An artist with a method to his madness and a discipline to his art, despite its chaotic elements, Toosid represents art in its rawest form. Traversing through mediums and expressions with humour that is easy in a world of solemnity, he has established himself as a fluid and versatile artist who can deliver without selling out.
We speak to him to know more about his journey and what’s next.
What had been your artistic influences while growing up?
I grew up around music — album art and covers were my first point of visual references. A friend of mine once gifted me a box set of five hundred rock and roll albums, so that became my education in visuals, and music. In hindsight, the biggest visual influences on me have been the middle class localities of Delhi — with their congested streets, electric poles with their entangled wires, and bright neon signs. Unintentionally and subconsciously, all these visual references showed up in my 3D work.
Another influence that informed my visual humour was how bad graphic design in India was then. There was always a tilt in handwritten designs on the back of tempos, which, more often than not, had typos. Just the raw nature of design that was poorly executed but still communicated the message had an honesty to it that stayed with me. This is why I don’t finesse everything visually — it always has some authenticity.
You’re probably the first to elevate ‘Dad’ jokes and puns with visual effects and animations. Was humour always the direction you wanted to head in with respect to your art?
I take life lightly. I’m the kind of person you would find laughing at a funeral. In all honesty, life itself is too serious, but if you notice, our lives are funny as well. We try to find logic in everything, but just the way everything operates isn’t always logical. Which is why, everything I work on ends up being funny, even if I don’t try. When I do something serious, it’ll still come across as hilarious. I think it's just the lens I take on life. Also, every post of mine is a cultural and social archive. I’m abstractly emoting in response to my own life or the circumstances around all of us. So really, I’m finding the moments of laughter in this rat race of which we’re all a part.
Is your creative process dynamic and chaotic, or do you meditatively envision your work before you begin?
A bunch of years ago, I decided I won’t base my art on inspiration, rather I will centre it around the process of creating. So every morning, after my daily chores, I turn my computer on regardless of if I have work to do or not. I make it a point to work for eight to ten hours everyday. Sometimes, I look at something and get an immediate idea. but there are times when I'm trying to connect the dots but nothing will come of it. Even then, I try not to think of the output. I focus on just turning my computer on and creating something — I’ve conditioned my brain to be free and create.
What’s it like exploring so many mediums in art?

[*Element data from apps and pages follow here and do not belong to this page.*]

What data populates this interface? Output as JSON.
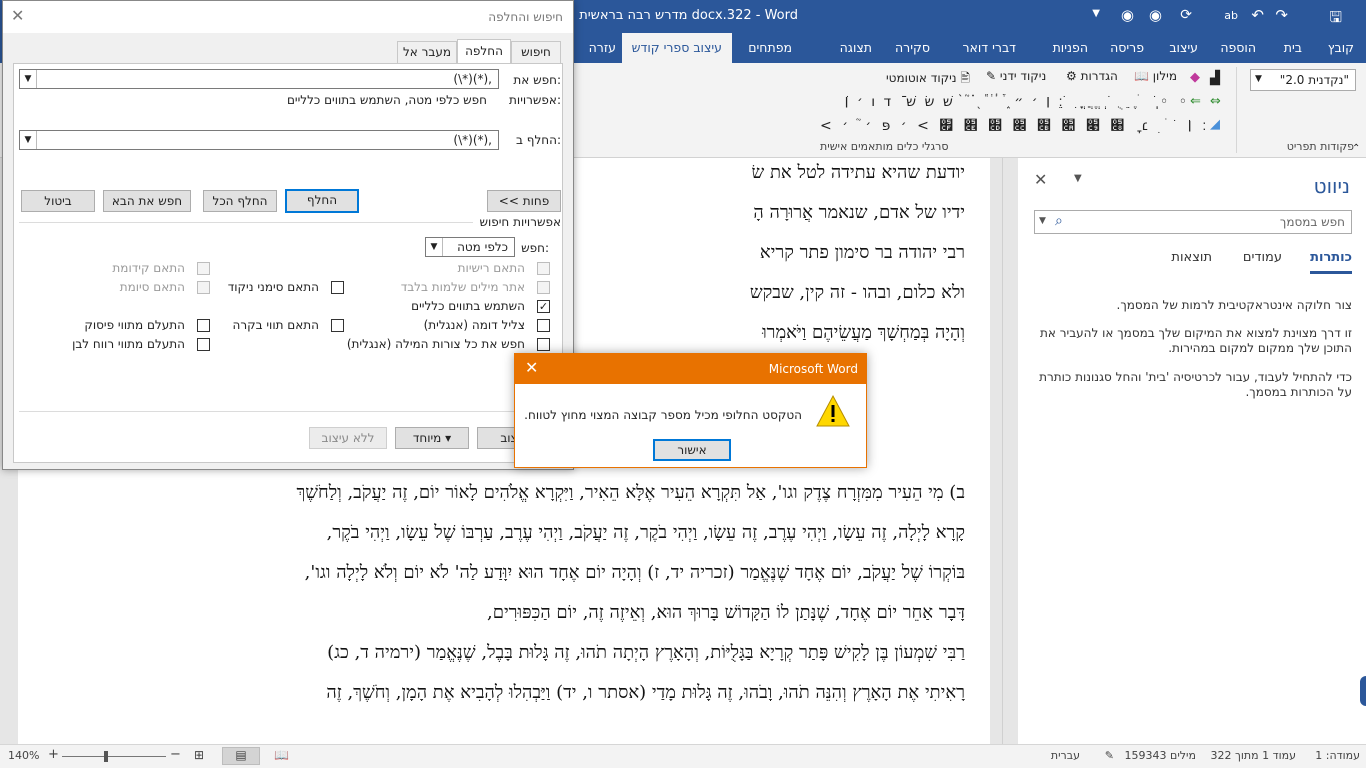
{
  "window": {
    "title": "מדרש רבה בראשית docx.322 - Word"
  },
  "ribbon_tabs": [
    "קובץ",
    "בית",
    "הוספה",
    "עיצוב",
    "פריסה",
    "הפניות",
    "דברי דואר",
    "סקירה",
    "תצוגה",
    "מפתחים",
    "עיצוב ספרי קודש",
    "עזרה"
  ],
  "ribbon": {
    "dropdown_value": "\"נקדנית 2.0\"",
    "group_label_right": "פקודות תפריט",
    "group_label_mid": "סרגלי כלים מותאמים אישית",
    "tools": [
      "מילון",
      "הגדרות",
      "ניקוד ידני",
      "ניקוד אוטומטי"
    ],
    "symbol_row1": "׃ ׀ ׳ ״ ֑ ֒ ֓ ֔ ֕ ֖ ֗ ֘ ֙ שׁ שׂ שׁ ֿ ד ו ׳ ׀ ׁ",
    "symbol_row2": "◦ ◦ ֽ ׁ ׄ ֶ ֵ ֻ ֹ ְ ֱ ֲ ֳ ִ ֺ ֵ",
    "symbol_row3": "< ׃ ׀ ׁ ׂ ׄ ׅ ׆ ׇ ׈ ׉ ׊ ׋ ׌ ׍ ׎ ׏ > ׳ פּ ׳ ֘ ׳"
  },
  "document": {
    "lines": [
      "יודעת שהיא עתידה לטל את שׂ",
      "ידיו של אדם, שנאמר אֲרוּרָה הָ",
      "רבי יהודה בר סימון פתר קריא",
      "ולא כלום, ובהו - זה קין, שבקש",
      "וְהָיָה בְּמַחְשָׁךְ מַעֲשֵׂיהֶם וַיֹּאמְרוּ",
      "ב) מִי הֵעִיר מִמִּזְרָח צֶדֶק וגו', אַל תִּקְרָא הֵעִיר אֶלָּא הֵאִיר, וַיִּקְרָא אֱלֹהִים לָאוֹר יוֹם, זֶה יַעֲקֹב, וְלַחֹשֶׁךְ",
      "קָרָא לָיְלָה, זֶה עֵשָׂו, וַיְהִי עֶרֶב, זֶה עֵשָׂו, וַיְהִי בֹקֶר, זֶה יַעֲקֹב, וַיְהִי עֶרֶב, עַרְבּוֹ שֶׁל עֵשָׂו, וַיְהִי בֹקֶר,",
      "בּוֹקְרוֹ שֶׁל יַעֲקֹב, יוֹם אֶחָד שֶׁנֶּאֱמַר (זכריה יד, ז) וְהָיָה יוֹם אֶחָד הוּא יִוָּדַע לַה' לֹא יוֹם וְלֹא לָיְלָה וגו',",
      "דָּבָר אַחֵר יוֹם אֶחָד, שֶׁנָּתַן לוֹ הַקָּדוֹשׁ בָּרוּךְ הוּא, וְאֵיזֶה זֶה, יוֹם הַכִּפּוּרִים,",
      "רַבִּי שִׁמְעוֹן בֶּן לָקִישׁ פָּתַר קְרָיָא בַּגָּלֻיּוֹת, וְהָאָרֶץ הָיְתָה תֹהוּ, זֶה גָּלוּת בָּבֶל, שֶׁנֶּאֱמַר (ירמיה ד, כג)",
      "רָאִיתִי אֶת הָאָרֶץ וְהִנֵּה תֹהוּ, וָבֹהוּ, זֶה גָּלוּת מָדַי (אסתר ו, יד) וַיַּבְהִלוּ לְהָבִיא אֶת הָמָן, וְחֹשֶׁךְ, זֶה"
    ]
  },
  "nav_pane": {
    "title": "ניווט",
    "search_placeholder": "חפש במסמך",
    "tabs": [
      "כותרות",
      "עמודים",
      "תוצאות"
    ],
    "paragraphs": [
      "צור חלוקה אינטראקטיבית לרמות של המסמך.",
      "זו דרך מצוינת למצוא את המיקום שלך במסמך או להעביר את התוכן שלך ממקום למקום במהירות.",
      "כדי להתחיל לעבוד, עבור לכרטיסיה 'בית' והחל סגנונות כותרת על הכותרות במסמך."
    ]
  },
  "status": {
    "page": "עמוד 1 מתוך 322",
    "words": "159343 מילים",
    "language": "עברית",
    "column": "עמודה: 1",
    "zoom": "140%",
    "zoom_fraction": 0.42
  },
  "find_dialog": {
    "title": "חיפוש והחלפה",
    "tabs": [
      "חיפוש",
      "החלפה",
      "מעבר אל"
    ],
    "find_label": "חפש את:",
    "find_value": "(\\*)(*),",
    "options_label": "אפשרויות:",
    "options_value": "חפש כלפי מטה, השתמש בתווים כלליים",
    "replace_label": "החלף ב:",
    "replace_value": "(\\*)(*),",
    "buttons": {
      "less": "<< פחות",
      "replace": "החלף",
      "replace_all": "החלף הכל",
      "find_next": "חפש את הבא",
      "cancel": "ביטול",
      "format": "עיצוב",
      "special": "מיוחד",
      "no_format": "ללא עיצוב"
    },
    "search_options_title": "אפשרויות חיפוש",
    "search_label": "חפש:",
    "search_direction": "כלפי מטה",
    "checkboxes": {
      "match_case": "התאם רישיות",
      "whole_words": "אתר מילים שלמות בלבד",
      "wildcards": "השתמש בתווים כלליים",
      "sounds_like": "צליל דומה (אנגלית)",
      "all_forms": "חפש את כל צורות המילה (אנגלית)",
      "match_prefix": "התאם קידומת",
      "match_suffix": "התאם סיומת",
      "match_diacritics": "התאם סימני ניקוד",
      "match_kashida": "התאם תווי בקרה",
      "ignore_punct": "התעלם מתווי פיסוק",
      "ignore_space": "התעלם מתווי רווח לבן"
    }
  },
  "msgbox": {
    "title": "Microsoft Word",
    "message": "הטקסט החלופי מכיל מספר קבוצה המצוי מחוץ לטווח.",
    "ok": "אישור"
  },
  "colors": {
    "word_blue": "#2b579a",
    "msg_orange": "#e87200"
  }
}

So many mediums I’ve played with have happened out of necessity rather than choice. Ten or twelve years ago, I made an art installation out of plastic bottles, and a guy approached me to do art direction for an ad film. I had never done it but I went ahead and tried it out. Another time, someone told me they’re working on creating a gaming lounge and needed an interior designer, but didn’t have a budget for it. So I also designed his interiors for him, free of cost. The most fun creative avenue right now is UX design. I love 3D because I can create worlds with it. But with 3D design, once you’ve envisioned what you want to make, the rest of the process is just donkey work, it’s operational. Whereas, in UX, once the skeleton of the project is established, the creative work emerges. It's much more immersive and hands on, with consumer psychology coming into play. So, in the coming years, I feel UX designers are just going to grow more important.
As someone who has been creating for over twelve years, how do you think has the Indian art landscape evolved over time?

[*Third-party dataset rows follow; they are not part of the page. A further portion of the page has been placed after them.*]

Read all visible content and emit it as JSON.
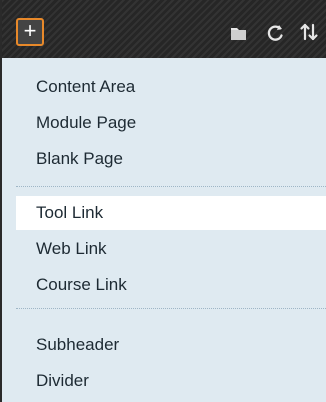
{
  "toolbar": {
    "add_label": "+",
    "icons": [
      "add-icon",
      "folder-icon",
      "refresh-icon",
      "sort-icon"
    ]
  },
  "menu": {
    "items": [
      {
        "label": "Content Area"
      },
      {
        "label": "Module Page"
      },
      {
        "label": "Blank Page"
      },
      {
        "label": "Tool Link"
      },
      {
        "label": "Web Link"
      },
      {
        "label": "Course Link"
      },
      {
        "label": "Subheader"
      },
      {
        "label": "Divider"
      }
    ],
    "selected_label": "Tool Link"
  },
  "colors": {
    "menu_bg": "#dfeaf1",
    "toolbar_bg": "#2b2b2b",
    "accent_border": "#e8892a",
    "text": "#1d2a33"
  }
}
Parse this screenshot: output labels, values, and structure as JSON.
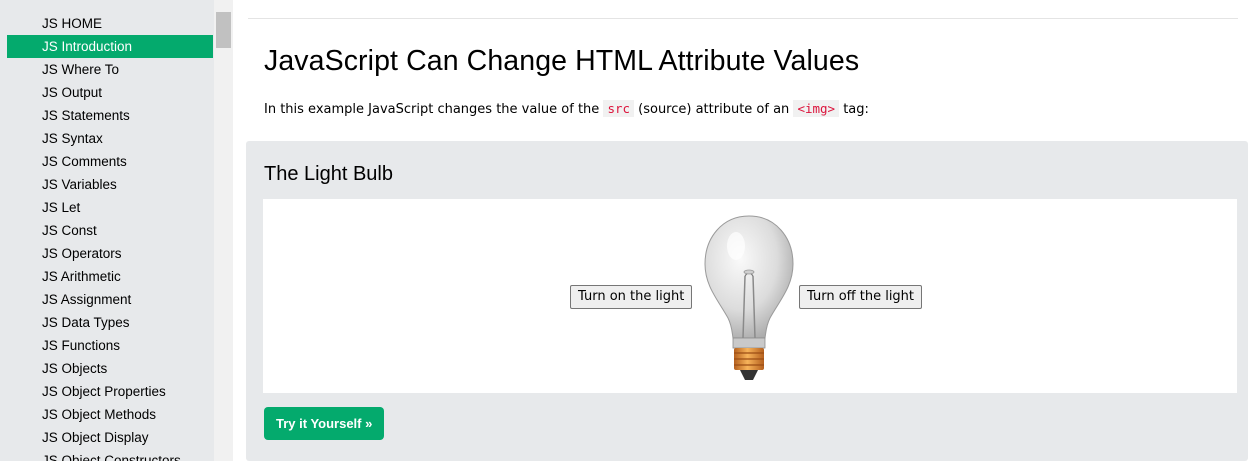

The Indian art landscape or art scene is not quite concrete right now in this digital age. The Indian audience considers all by-lanes of art equal — painters, puppeteers, et cetera. Popularity and monetisation is your best bet as an artist. But not enough artists have come together and legitimised themselves as a ‘scene’. Or maybe they have and I’m just not a part of it. However, I feel designers in a corporate framework are restricted monetarily — they reach their roofs quickly. In that case, I anticipate more designers to surrender themselves into being artists. Their future is in art, just the pace of it depends on their privilege. I had to work in the industry for ten years, whether it was for agencies or brands so that I could establish myself as an independent artist who can live off of my creative work.
Do you think NFTs and Meta-Art can stand the test of time and capital?
NFTs and such are definitely here to stay. They’re all young and testing things here and there, but it's a new medium and should be treated as such. There is merit to it, especially for artists who can set their own terms and also see where their profits are going, which wasn’t possible earlier. It's similar to merchandising, even if it doesn’t get you tremendous revenue, it's a medium that is ready to be explored. That being said, it's enough right now to just observe and spectate the space to learn about it rather than to leap into it.
Text Nandini Chand